Ecological enhancement of landscape

Following the heatwave of summer 2018, the clay-lined pools maintained by the Härkingen Nature and Bird Protection Association were no longer able to hold water and urgently needed to be rehabilitated. A two-year project was launched to build new drainable pools, rehabilitate the existing pools and seal others with pressed sludge. The construction work and the creation of ruderal sites restored the habitat to pioneer status. The pool landscape connects the nearby nature reserves “Ägerten” and the “Gunzger Allmend”. 
An emphasis was placed on using local materials. Stones from the neighbouring gravel pit were used, while material from the neighbouring forest was used to create the deadwood structures. The pools were sealed with clay from the excavation of the new pools or pressed sludge from the neighbouring gravel extraction site.

The Alpiq Green Fund's contribution to preserving ecosystems

This ecological enhancement perfectly matches the objectives of the Alpiq Green Fund, which aims to provide financial support to regional projects aimed at environmental revaluation and improvement measures – particularly with a focus on water-related projects. The Alpiq Green Fund contributed CHF 100,000 towards the total project costs of around CHF 250,000.

For Peter Jäggi, the contribution by the Alpiq Green Fund plays a vital role in protecting ecosystems. “We’re delighted that Alpiq Green Fund has supported us to create these new spawning waters,” he says. “The existence of species like the natterjack and midwife toads is something precious. It’s important that we all work together to ensure their survival.”

When it comes to protecting biodiversity, it’s clear that all the involved stakeholders, including the toads themselves, are singing as one. We look forward to hearing their nighttime chorus for a long time to come.

Benefits for many different species

The project celebrated its completion in mid-May 2024, marked by a celebration involving representatives from the Härkingen Nature and Bird Protection Association, Alpiq, the Swiss Landscape Fund, the Civic Community of Härkingen, Bird Life Switzerland and local sponsors.

Participants were able to see how most of the woody plants at the clay pool landscape have been removed to create sunny habitats and the terrestrial habitat has been upgraded with wood and stone structures.

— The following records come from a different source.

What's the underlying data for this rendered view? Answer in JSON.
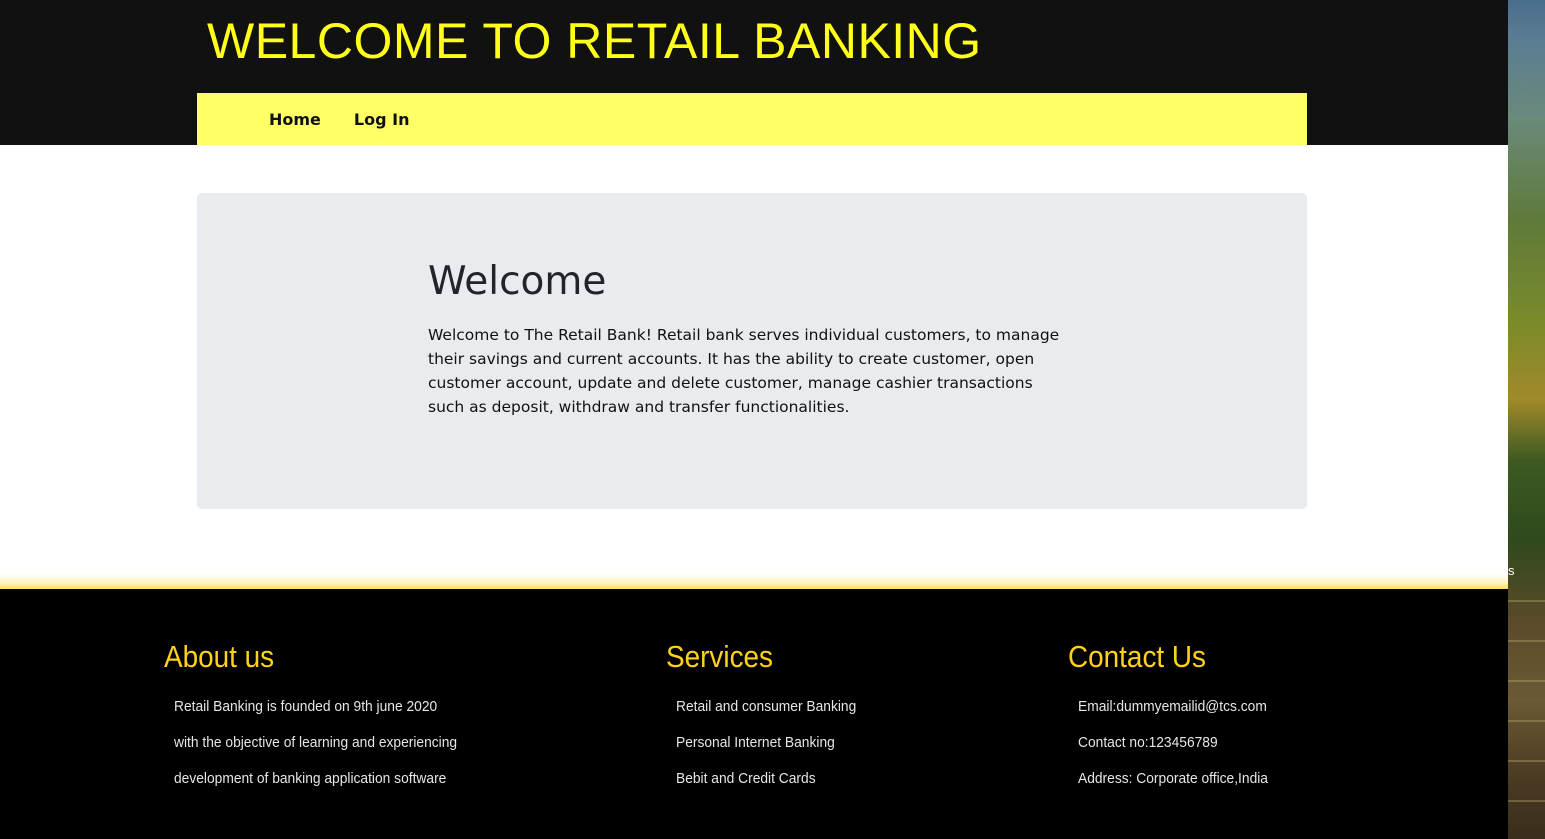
{
  "header": {
    "title": "WELCOME TO RETAIL BANKING",
    "nav": [
      {
        "label": "Home"
      },
      {
        "label": "Log In"
      }
    ]
  },
  "jumbotron": {
    "title": "Welcome",
    "text": "Welcome to The Retail Bank! Retail bank serves individual customers, to manage their savings and current accounts. It has the ability to create customer, open customer account, update and delete customer, manage cashier transactions such as deposit, withdraw and transfer functionalities."
  },
  "footer": {
    "about": {
      "heading": "About us",
      "lines": [
        "Retail Banking is founded on 9th june 2020",
        "with the objective of learning and experiencing",
        "development of banking application software"
      ]
    },
    "services": {
      "heading": "Services",
      "lines": [
        "Retail and consumer Banking",
        "Personal Internet Banking",
        "Bebit and Credit Cards"
      ]
    },
    "contact": {
      "heading": "Contact Us",
      "lines": [
        "Email:dummyemailid@tcs.com",
        "Contact no:123456789",
        "Address: Corporate office,India"
      ]
    }
  },
  "background": {
    "edge_text": "s"
  },
  "colors": {
    "title_yellow": "#ffff1a",
    "nav_yellow": "#ffff66",
    "footer_heading_gold": "#ffd21a",
    "header_bg": "#111111",
    "footer_bg": "#000000",
    "jumbotron_bg": "#e9ecef"
  }
}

The enhancement of the site has also enhanced biodiversity in the region by creating a more liveable habitat for grass snakes, common toads, grass frogs, alpine and palmate newts, dragonflies as well as various bird species such as the red-backed shrike.